There are various versions of the SCSI card that feature different connectors as the technology has evolved.
- 25-pin card controls original SCSI devices
- 50-pin card controls Narrow (8-bit) SCSI-2, FastSCSI, and Ultra SCSI devices
- 68-pin card controls Wide (16-bit) Ultra-Wide, Ultra2, Ultra 160, and Ultra 320 devices
Many people prefer SCSI to standard IDE as SCSI technology is much faster. SCSI drives are popular in servers and among power users. A SCSI card has its own processing chip and does not need to rely on the CPU (Central Processing Unit). The trade-off is that SCSI devices are more expensive than IDE devices. For this reason, many people opt to buy and use IDE hard drives, but will install a SCSI card for a SCSI DVD burner. The added speed of SCSI is useful for the demanding needs of burning and playing CDs and DVDs.
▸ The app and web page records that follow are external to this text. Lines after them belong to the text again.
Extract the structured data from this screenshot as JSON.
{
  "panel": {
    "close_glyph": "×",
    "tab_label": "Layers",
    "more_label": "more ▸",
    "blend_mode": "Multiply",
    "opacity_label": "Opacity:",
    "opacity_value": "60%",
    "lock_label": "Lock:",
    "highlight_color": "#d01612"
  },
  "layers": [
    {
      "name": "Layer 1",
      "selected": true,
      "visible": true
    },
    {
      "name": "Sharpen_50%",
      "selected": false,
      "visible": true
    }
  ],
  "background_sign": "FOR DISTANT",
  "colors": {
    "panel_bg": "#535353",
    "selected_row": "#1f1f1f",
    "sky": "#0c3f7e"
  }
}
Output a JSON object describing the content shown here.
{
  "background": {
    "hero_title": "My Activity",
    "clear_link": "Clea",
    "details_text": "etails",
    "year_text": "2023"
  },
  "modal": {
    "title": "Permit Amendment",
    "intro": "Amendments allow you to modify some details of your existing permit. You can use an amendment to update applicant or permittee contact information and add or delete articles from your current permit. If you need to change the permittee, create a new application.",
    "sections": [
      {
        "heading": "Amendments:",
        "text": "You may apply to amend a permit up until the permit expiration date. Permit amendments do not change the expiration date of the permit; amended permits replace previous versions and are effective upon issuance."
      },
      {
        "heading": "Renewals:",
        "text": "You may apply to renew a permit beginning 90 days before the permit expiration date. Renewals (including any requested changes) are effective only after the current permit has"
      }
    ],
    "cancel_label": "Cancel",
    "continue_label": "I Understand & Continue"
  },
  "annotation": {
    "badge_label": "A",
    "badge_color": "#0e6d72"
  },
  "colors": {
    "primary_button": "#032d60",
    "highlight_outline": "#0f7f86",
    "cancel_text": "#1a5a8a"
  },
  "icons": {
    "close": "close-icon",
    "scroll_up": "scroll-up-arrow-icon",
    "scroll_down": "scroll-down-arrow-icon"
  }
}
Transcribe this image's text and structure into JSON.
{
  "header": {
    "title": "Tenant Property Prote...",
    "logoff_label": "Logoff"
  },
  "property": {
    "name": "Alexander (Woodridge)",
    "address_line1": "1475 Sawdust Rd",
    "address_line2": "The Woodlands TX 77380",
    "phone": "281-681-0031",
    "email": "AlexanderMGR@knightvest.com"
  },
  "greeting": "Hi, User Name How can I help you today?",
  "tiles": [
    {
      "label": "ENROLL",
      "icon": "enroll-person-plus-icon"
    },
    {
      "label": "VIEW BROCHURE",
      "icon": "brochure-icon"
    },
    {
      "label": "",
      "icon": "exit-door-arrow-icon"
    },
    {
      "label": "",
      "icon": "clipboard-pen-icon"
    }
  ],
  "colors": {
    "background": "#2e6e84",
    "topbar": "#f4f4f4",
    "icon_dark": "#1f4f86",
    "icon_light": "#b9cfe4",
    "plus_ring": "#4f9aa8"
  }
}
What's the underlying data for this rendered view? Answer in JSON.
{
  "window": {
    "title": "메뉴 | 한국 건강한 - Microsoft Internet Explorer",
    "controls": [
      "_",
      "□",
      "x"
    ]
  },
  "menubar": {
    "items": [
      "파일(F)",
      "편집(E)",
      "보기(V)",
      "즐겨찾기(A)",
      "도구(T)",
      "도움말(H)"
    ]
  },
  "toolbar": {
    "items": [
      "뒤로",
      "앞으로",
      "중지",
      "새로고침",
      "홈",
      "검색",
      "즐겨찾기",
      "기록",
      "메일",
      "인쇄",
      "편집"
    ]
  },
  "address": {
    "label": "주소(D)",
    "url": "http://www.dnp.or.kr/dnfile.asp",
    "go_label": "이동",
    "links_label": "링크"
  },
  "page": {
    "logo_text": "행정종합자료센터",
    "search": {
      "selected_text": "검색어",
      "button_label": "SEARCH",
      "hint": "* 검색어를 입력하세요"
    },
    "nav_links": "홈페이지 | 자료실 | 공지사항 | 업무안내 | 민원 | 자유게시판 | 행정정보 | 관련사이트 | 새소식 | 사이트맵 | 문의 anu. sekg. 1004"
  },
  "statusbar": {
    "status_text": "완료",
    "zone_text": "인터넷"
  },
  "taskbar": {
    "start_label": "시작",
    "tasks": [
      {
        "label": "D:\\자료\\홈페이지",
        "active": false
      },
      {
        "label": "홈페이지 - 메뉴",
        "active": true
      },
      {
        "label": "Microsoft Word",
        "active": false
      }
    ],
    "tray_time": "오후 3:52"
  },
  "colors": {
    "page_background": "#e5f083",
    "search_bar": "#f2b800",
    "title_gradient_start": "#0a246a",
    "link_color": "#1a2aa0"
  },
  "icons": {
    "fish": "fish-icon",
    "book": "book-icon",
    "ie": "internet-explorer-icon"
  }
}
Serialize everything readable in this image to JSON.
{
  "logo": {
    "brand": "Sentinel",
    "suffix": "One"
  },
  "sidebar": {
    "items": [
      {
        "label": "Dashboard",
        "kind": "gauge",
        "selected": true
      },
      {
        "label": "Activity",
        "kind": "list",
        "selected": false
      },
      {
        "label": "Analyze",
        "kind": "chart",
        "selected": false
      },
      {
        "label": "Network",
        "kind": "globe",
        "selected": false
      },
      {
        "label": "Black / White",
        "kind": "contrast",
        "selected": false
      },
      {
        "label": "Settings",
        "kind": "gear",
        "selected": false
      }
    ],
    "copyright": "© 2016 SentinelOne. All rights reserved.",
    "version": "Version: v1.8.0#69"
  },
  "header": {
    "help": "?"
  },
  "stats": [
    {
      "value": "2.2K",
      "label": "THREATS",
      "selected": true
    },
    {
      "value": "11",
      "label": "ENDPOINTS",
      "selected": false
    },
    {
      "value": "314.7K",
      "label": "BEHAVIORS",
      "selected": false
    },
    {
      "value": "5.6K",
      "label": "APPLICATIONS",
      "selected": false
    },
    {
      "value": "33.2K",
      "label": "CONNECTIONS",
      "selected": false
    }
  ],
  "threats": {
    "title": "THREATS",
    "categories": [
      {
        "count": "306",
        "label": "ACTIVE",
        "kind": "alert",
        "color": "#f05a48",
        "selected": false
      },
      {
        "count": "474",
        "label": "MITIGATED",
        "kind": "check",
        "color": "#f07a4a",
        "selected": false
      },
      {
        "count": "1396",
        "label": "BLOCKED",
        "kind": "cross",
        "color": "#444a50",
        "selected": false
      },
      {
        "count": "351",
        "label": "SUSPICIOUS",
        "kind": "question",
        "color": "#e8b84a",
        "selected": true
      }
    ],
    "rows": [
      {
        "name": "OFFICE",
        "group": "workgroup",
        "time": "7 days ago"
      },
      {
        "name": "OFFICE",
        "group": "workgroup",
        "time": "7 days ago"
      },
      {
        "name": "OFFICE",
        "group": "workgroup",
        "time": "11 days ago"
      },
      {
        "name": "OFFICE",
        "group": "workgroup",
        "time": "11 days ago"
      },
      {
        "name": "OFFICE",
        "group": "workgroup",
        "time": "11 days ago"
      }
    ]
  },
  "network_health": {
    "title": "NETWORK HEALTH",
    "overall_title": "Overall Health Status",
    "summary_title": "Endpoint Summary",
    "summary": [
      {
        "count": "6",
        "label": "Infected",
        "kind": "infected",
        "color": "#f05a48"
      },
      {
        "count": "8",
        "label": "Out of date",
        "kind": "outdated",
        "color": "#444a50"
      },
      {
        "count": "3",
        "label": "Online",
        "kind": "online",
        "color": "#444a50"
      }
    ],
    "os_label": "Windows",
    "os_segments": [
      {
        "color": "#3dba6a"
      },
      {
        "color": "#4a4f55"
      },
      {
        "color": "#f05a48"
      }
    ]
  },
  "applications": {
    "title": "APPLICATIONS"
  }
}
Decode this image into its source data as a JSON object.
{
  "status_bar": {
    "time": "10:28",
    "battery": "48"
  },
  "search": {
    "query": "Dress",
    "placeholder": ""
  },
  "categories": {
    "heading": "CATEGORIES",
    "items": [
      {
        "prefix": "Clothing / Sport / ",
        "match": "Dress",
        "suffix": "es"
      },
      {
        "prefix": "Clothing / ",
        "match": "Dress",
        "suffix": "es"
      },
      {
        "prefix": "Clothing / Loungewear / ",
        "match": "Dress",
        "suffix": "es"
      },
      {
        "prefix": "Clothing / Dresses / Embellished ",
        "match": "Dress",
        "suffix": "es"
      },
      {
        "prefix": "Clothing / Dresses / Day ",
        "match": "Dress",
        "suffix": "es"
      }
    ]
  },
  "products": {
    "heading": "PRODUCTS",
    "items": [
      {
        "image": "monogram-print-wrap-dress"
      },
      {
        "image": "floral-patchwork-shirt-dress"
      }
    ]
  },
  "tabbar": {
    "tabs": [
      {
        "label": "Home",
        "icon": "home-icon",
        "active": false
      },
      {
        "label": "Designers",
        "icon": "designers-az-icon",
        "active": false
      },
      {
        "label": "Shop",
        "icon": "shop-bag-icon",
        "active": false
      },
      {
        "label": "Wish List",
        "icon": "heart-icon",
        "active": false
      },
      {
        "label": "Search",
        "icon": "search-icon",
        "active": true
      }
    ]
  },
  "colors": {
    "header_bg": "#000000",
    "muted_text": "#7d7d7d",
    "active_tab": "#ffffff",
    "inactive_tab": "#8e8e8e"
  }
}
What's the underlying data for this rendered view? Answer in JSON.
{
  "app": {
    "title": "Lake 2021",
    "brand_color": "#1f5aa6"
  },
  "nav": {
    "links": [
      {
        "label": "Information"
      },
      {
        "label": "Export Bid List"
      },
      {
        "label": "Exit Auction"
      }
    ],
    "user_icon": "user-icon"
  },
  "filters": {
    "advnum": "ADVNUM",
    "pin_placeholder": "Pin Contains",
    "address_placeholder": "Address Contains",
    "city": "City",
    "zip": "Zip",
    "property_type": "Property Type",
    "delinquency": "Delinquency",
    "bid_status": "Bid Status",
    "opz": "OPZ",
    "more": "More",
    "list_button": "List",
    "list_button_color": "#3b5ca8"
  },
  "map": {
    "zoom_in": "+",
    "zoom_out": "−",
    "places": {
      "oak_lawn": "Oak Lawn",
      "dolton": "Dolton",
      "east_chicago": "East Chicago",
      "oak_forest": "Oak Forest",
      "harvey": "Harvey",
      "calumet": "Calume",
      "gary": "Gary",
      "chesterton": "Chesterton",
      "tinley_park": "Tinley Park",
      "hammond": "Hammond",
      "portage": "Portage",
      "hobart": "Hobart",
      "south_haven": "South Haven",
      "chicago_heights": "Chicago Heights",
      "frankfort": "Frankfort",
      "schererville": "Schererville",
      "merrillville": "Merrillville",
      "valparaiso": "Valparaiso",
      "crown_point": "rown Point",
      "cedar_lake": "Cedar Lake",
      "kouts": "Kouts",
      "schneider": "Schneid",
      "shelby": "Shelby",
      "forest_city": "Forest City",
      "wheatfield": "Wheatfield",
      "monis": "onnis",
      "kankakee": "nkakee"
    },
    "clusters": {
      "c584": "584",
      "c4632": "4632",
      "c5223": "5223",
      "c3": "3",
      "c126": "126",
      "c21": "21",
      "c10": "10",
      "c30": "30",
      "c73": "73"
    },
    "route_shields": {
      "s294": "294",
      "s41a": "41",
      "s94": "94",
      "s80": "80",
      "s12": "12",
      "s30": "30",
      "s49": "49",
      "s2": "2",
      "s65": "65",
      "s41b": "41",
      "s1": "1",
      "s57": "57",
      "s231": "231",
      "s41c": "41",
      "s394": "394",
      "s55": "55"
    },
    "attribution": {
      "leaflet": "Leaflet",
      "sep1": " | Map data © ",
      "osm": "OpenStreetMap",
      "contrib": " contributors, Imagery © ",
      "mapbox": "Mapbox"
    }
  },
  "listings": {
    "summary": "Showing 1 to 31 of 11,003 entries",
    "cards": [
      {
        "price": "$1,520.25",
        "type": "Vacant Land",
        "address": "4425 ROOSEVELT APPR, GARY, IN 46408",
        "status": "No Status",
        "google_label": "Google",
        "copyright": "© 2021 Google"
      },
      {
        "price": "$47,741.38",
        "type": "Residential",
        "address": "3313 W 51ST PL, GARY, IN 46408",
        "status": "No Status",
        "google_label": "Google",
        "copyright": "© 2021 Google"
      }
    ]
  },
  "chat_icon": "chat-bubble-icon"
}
A great advantage of this type of card is that it can link up to 15 devices per card. This configuration is called daisy chaining and each device on the SCSI cable is assigned its own ID. The ability to add on to the SCSI card provides great flexibility for a RAID (Redundant Array of Independent Disks). If considering SCSI for a RAID, another viable alternative is a SATA (Serial ATA) RAID. SATA hard drives will be less expensive than SCSI drives, and the latest SATA drives should be comparable in speed to a SCSI Ultra 160 RAID or better.
SCSI cards are available everywhere computer components are sold. When purchasing one, be sure it is compatible with the SCSI components you wish to purchase. SCSI devices generally carry a longer warranty than IDE devices, and SCSI drives are designed to work 24/7, catering to the server market.